Web page and app entries
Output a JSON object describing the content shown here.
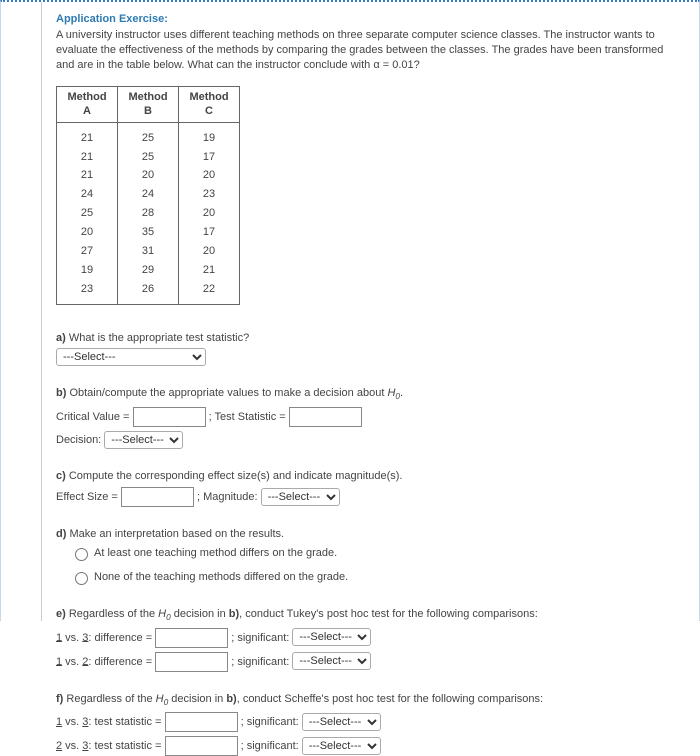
{
  "title": "Application Exercise:",
  "prompt_text": "A university instructor uses different teaching methods on three separate computer science classes.  The instructor wants to evaluate the effectiveness of the methods by comparing the grades between the classes.  The grades have been transformed and are in the table below.  What can the instructor conclude with α = 0.01?",
  "table": {
    "headers": [
      {
        "line1": "Method",
        "line2": "A"
      },
      {
        "line1": "Method",
        "line2": "B"
      },
      {
        "line1": "Method",
        "line2": "C"
      }
    ],
    "rows": [
      [
        "21",
        "25",
        "19"
      ],
      [
        "21",
        "25",
        "17"
      ],
      [
        "21",
        "20",
        "20"
      ],
      [
        "24",
        "24",
        "23"
      ],
      [
        "25",
        "28",
        "20"
      ],
      [
        "20",
        "35",
        "17"
      ],
      [
        "27",
        "31",
        "20"
      ],
      [
        "19",
        "29",
        "21"
      ],
      [
        "23",
        "26",
        "22"
      ]
    ]
  },
  "a": {
    "label": "a)",
    "question": "What is the appropriate test statistic?",
    "select": "---Select---"
  },
  "b": {
    "label": "b)",
    "question_prefix": "Obtain/compute the appropriate values to make a decision about ",
    "h0": "H",
    "h0_sub": "0",
    "question_suffix": ".",
    "crit_label": "Critical Value = ",
    "test_stat_label": ";  Test Statistic = ",
    "decision_label": "Decision:  ",
    "decision_select": "---Select---"
  },
  "c": {
    "label": "c)",
    "question": "Compute the corresponding effect size(s) and indicate magnitude(s).",
    "effect_label": "Effect Size = ",
    "mag_label": ";  Magnitude:  ",
    "mag_select": "---Select---"
  },
  "d": {
    "label": "d)",
    "question": "Make an interpretation based on the results.",
    "options": [
      "At least one teaching method differs on the grade.",
      "None of the teaching methods differed on the grade."
    ]
  },
  "e": {
    "label": "e)",
    "question_prefix": "Regardless of the ",
    "h0": "H",
    "h0_sub": "0",
    "question_mid": " decision in ",
    "bold_b": "b)",
    "question_suffix": ", conduct Tukey's post hoc test for the following comparisons:",
    "rows": [
      {
        "u1": "1",
        "sep": " vs. ",
        "u2": "3",
        "diff": ": difference = ",
        "sig_label": ";  significant:  ",
        "select": "---Select---"
      },
      {
        "u1": "1",
        "sep": " vs. ",
        "u2": "2",
        "diff": ": difference = ",
        "sig_label": ";  significant:  ",
        "select": "---Select---"
      }
    ]
  },
  "f": {
    "label": "f)",
    "question_prefix": "Regardless of the ",
    "h0": "H",
    "h0_sub": "0",
    "question_mid": " decision in ",
    "bold_b": "b)",
    "question_suffix": ", conduct Scheffe's post hoc test for the following comparisons:",
    "rows": [
      {
        "u1": "1",
        "sep": " vs. ",
        "u2": "3",
        "stat": ": test statistic = ",
        "sig_label": ";  significant:  ",
        "select": "---Select---"
      },
      {
        "u1": "2",
        "sep": " vs. ",
        "u2": "3",
        "stat": ": test statistic = ",
        "sig_label": ";  significant:  ",
        "select": "---Select---"
      }
    ]
  }
}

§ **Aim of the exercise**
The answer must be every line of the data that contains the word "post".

§ **Exercise output**
    "question_suffix": ", conduct Tukey's post hoc test for the following comparisons:",
    "question_suffix": ", conduct Scheffe's post hoc test for the following comparisons:",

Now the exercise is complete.